Start of INPUT DATA
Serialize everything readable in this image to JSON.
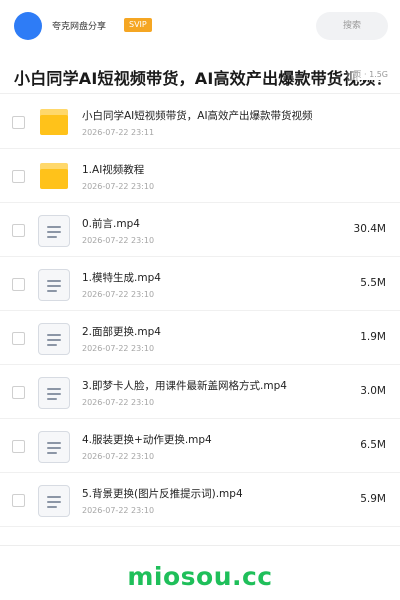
{
  "header": {
    "owner_name": "夸克网盘分享",
    "badge": "SVIP",
    "search_label": "搜索"
  },
  "share": {
    "title": "小白同学AI短视频带货，AI高效产出爆款带货视频！",
    "meta": "页 · 1.5G"
  },
  "files": [
    {
      "type": "folder",
      "name": "小白同学AI短视频带货，AI高效产出爆款带货视频",
      "date": "2026-07-22 23:11",
      "size": ""
    },
    {
      "type": "folder",
      "name": "1.AI视频教程",
      "date": "2026-07-22 23:10",
      "size": ""
    },
    {
      "type": "file",
      "name": "0.前言.mp4",
      "date": "2026-07-22 23:10",
      "size": "30.4M"
    },
    {
      "type": "file",
      "name": "1.模特生成.mp4",
      "date": "2026-07-22 23:10",
      "size": "5.5M"
    },
    {
      "type": "file",
      "name": "2.面部更换.mp4",
      "date": "2026-07-22 23:10",
      "size": "1.9M"
    },
    {
      "type": "file",
      "name": "3.即梦卡人脸，用课件最新盖网格方式.mp4",
      "date": "2026-07-22 23:10",
      "size": "3.0M"
    },
    {
      "type": "file",
      "name": "4.服装更换+动作更换.mp4",
      "date": "2026-07-22 23:10",
      "size": "6.5M"
    },
    {
      "type": "file",
      "name": "5.背景更换(图片反推提示词).mp4",
      "date": "2026-07-22 23:10",
      "size": "5.9M"
    }
  ],
  "watermark": "miosou.cc",
  "colors": {
    "accent": "#2e7cf6",
    "badge": "#f5a623",
    "folder": "#ffc21a",
    "watermark": "#1fbf5a"
  }
}
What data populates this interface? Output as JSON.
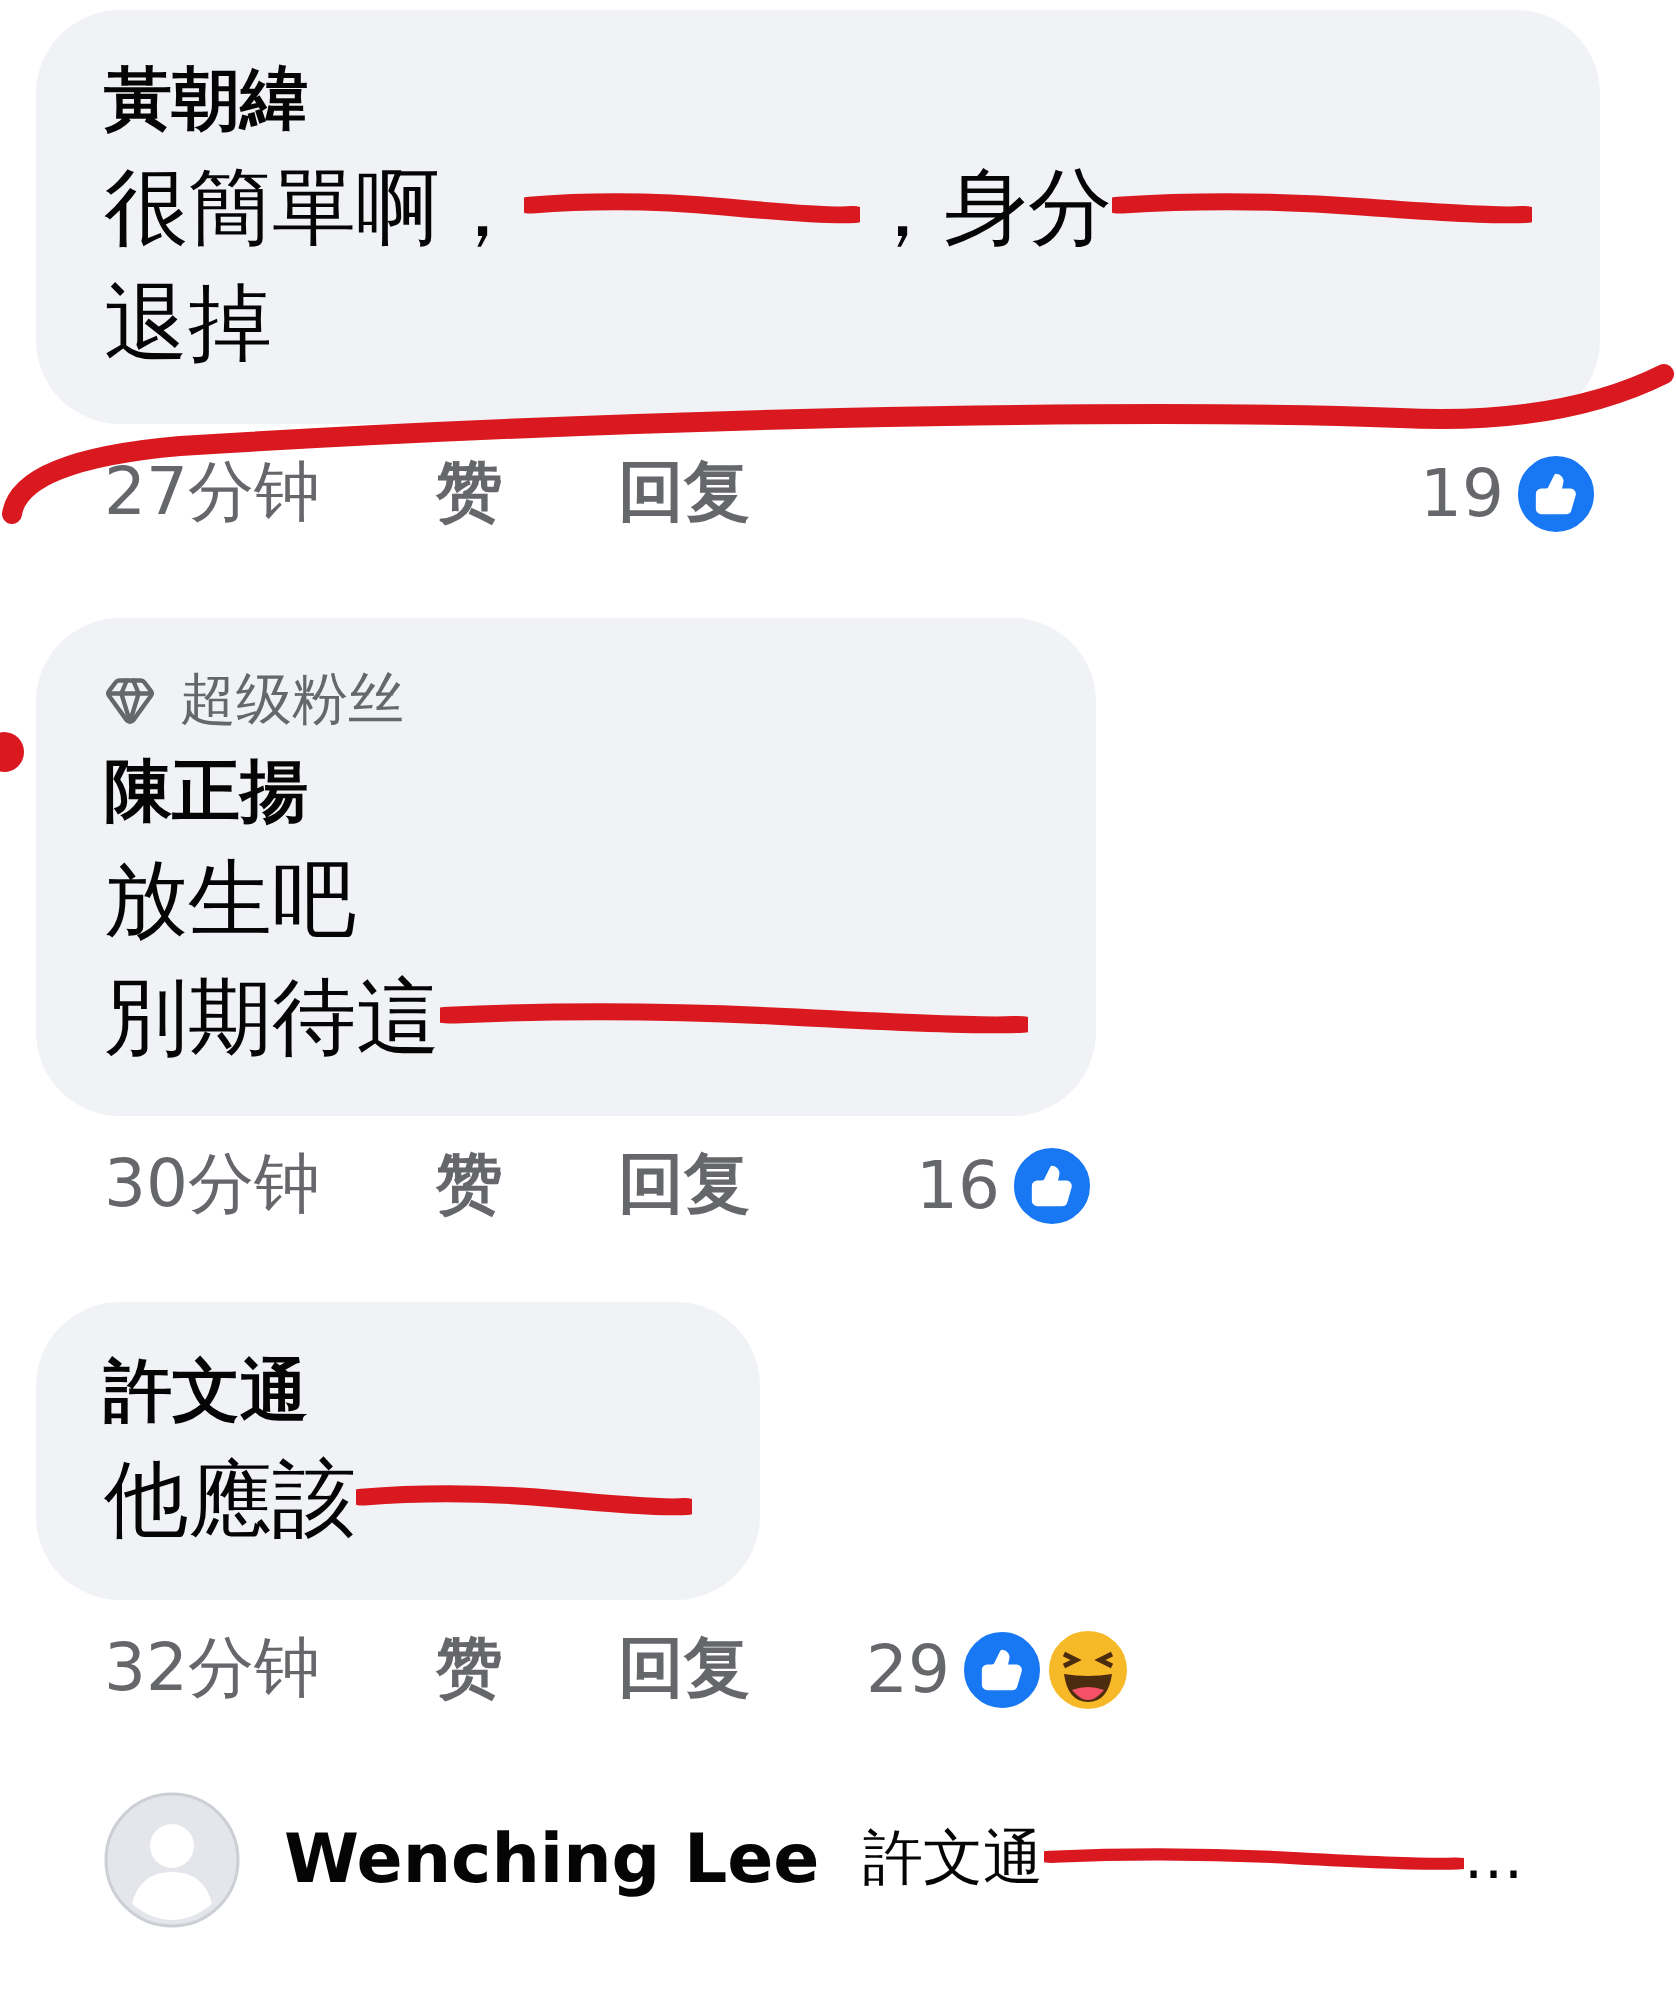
{
  "comments": [
    {
      "author": "黃朝緯",
      "lines": [
        [
          {
            "kind": "text",
            "text": "很簡單啊，"
          },
          {
            "kind": "scribble_short"
          },
          {
            "kind": "text",
            "text": "，身分"
          },
          {
            "kind": "scribble_medium"
          }
        ],
        [
          {
            "kind": "text",
            "text": "退掉"
          }
        ]
      ],
      "underline_scribble": true,
      "time": "27分钟",
      "like": "赞",
      "reply": "回复",
      "count": "19",
      "reactions": [
        {
          "kind": "like"
        }
      ]
    },
    {
      "badge": "超级粉丝",
      "author": "陳正揚",
      "lines": [
        [
          {
            "kind": "text",
            "text": "放生吧"
          }
        ],
        [
          {
            "kind": "text",
            "text": "別期待這"
          },
          {
            "kind": "scribble_long"
          }
        ]
      ],
      "time": "30分钟",
      "like": "赞",
      "reply": "回复",
      "count": "16",
      "reactions": [
        {
          "kind": "like"
        }
      ]
    },
    {
      "author": "許文通",
      "lines": [
        [
          {
            "kind": "text",
            "text": "他應該"
          },
          {
            "kind": "scribble_short"
          }
        ]
      ],
      "time": "32分钟",
      "like": "赞",
      "reply": "回复",
      "count": "29",
      "reactions": [
        {
          "kind": "like"
        },
        {
          "kind": "haha"
        }
      ]
    }
  ],
  "reply_preview": {
    "author": "Wenching Lee",
    "segments": [
      {
        "kind": "text",
        "text": "許文通"
      },
      {
        "kind": "scribble_long"
      },
      {
        "kind": "text",
        "text": "…"
      }
    ]
  }
}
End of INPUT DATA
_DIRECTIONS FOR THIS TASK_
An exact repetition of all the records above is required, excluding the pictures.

_COMPLETED TASK_
Serialize everything readable in this image to JSON.
{
  "header": {
    "owner_name": "夸克网盘分享",
    "badge": "SVIP",
    "search_label": "搜索"
  },
  "share": {
    "title": "小白同学AI短视频带货，AI高效产出爆款带货视频！",
    "meta": "页 · 1.5G"
  },
  "files": [
    {
      "type": "folder",
      "name": "小白同学AI短视频带货，AI高效产出爆款带货视频",
      "date": "2026-07-22 23:11",
      "size": ""
    },
    {
      "type": "folder",
      "name": "1.AI视频教程",
      "date": "2026-07-22 23:10",
      "size": ""
    },
    {
      "type": "file",
      "name": "0.前言.mp4",
      "date": "2026-07-22 23:10",
      "size": "30.4M"
    },
    {
      "type": "file",
      "name": "1.模特生成.mp4",
      "date": "2026-07-22 23:10",
      "size": "5.5M"
    },
    {
      "type": "file",
      "name": "2.面部更换.mp4",
      "date": "2026-07-22 23:10",
      "size": "1.9M"
    },
    {
      "type": "file",
      "name": "3.即梦卡人脸，用课件最新盖网格方式.mp4",
      "date": "2026-07-22 23:10",
      "size": "3.0M"
    },
    {
      "type": "file",
      "name": "4.服装更换+动作更换.mp4",
      "date": "2026-07-22 23:10",
      "size": "6.5M"
    },
    {
      "type": "file",
      "name": "5.背景更换(图片反推提示词).mp4",
      "date": "2026-07-22 23:10",
      "size": "5.9M"
    }
  ],
  "watermark": "miosou.cc",
  "colors": {
    "accent": "#2e7cf6",
    "badge": "#f5a623",
    "folder": "#ffc21a",
    "watermark": "#1fbf5a"
  }
}
What data populates this interface? Output as JSON.
{
  "comments": [
    {
      "author": "黃朝緯",
      "lines": [
        [
          {
            "kind": "text",
            "text": "很簡單啊，"
          },
          {
            "kind": "scribble_short"
          },
          {
            "kind": "text",
            "text": "，身分"
          },
          {
            "kind": "scribble_medium"
          }
        ],
        [
          {
            "kind": "text",
            "text": "退掉"
          }
        ]
      ],
      "underline_scribble": true,
      "time": "27分钟",
      "like": "赞",
      "reply": "回复",
      "count": "19",
      "reactions": [
        {
          "kind": "like"
        }
      ]
    },
    {
      "badge": "超级粉丝",
      "author": "陳正揚",
      "lines": [
        [
          {
            "kind": "text",
            "text": "放生吧"
          }
        ],
        [
          {
            "kind": "text",
            "text": "別期待這"
          },
          {
            "kind": "scribble_long"
          }
        ]
      ],
      "time": "30分钟",
      "like": "赞",
      "reply": "回复",
      "count": "16",
      "reactions": [
        {
          "kind": "like"
        }
      ]
    },
    {
      "author": "許文通",
      "lines": [
        [
          {
            "kind": "text",
            "text": "他應該"
          },
          {
            "kind": "scribble_short"
          }
        ]
      ],
      "time": "32分钟",
      "like": "赞",
      "reply": "回复",
      "count": "29",
      "reactions": [
        {
          "kind": "like"
        },
        {
          "kind": "haha"
        }
      ]
    }
  ],
  "reply_preview": {
    "author": "Wenching Lee",
    "segments": [
      {
        "kind": "text",
        "text": "許文通"
      },
      {
        "kind": "scribble_long"
      },
      {
        "kind": "text",
        "text": "…"
      }
    ]
  }
}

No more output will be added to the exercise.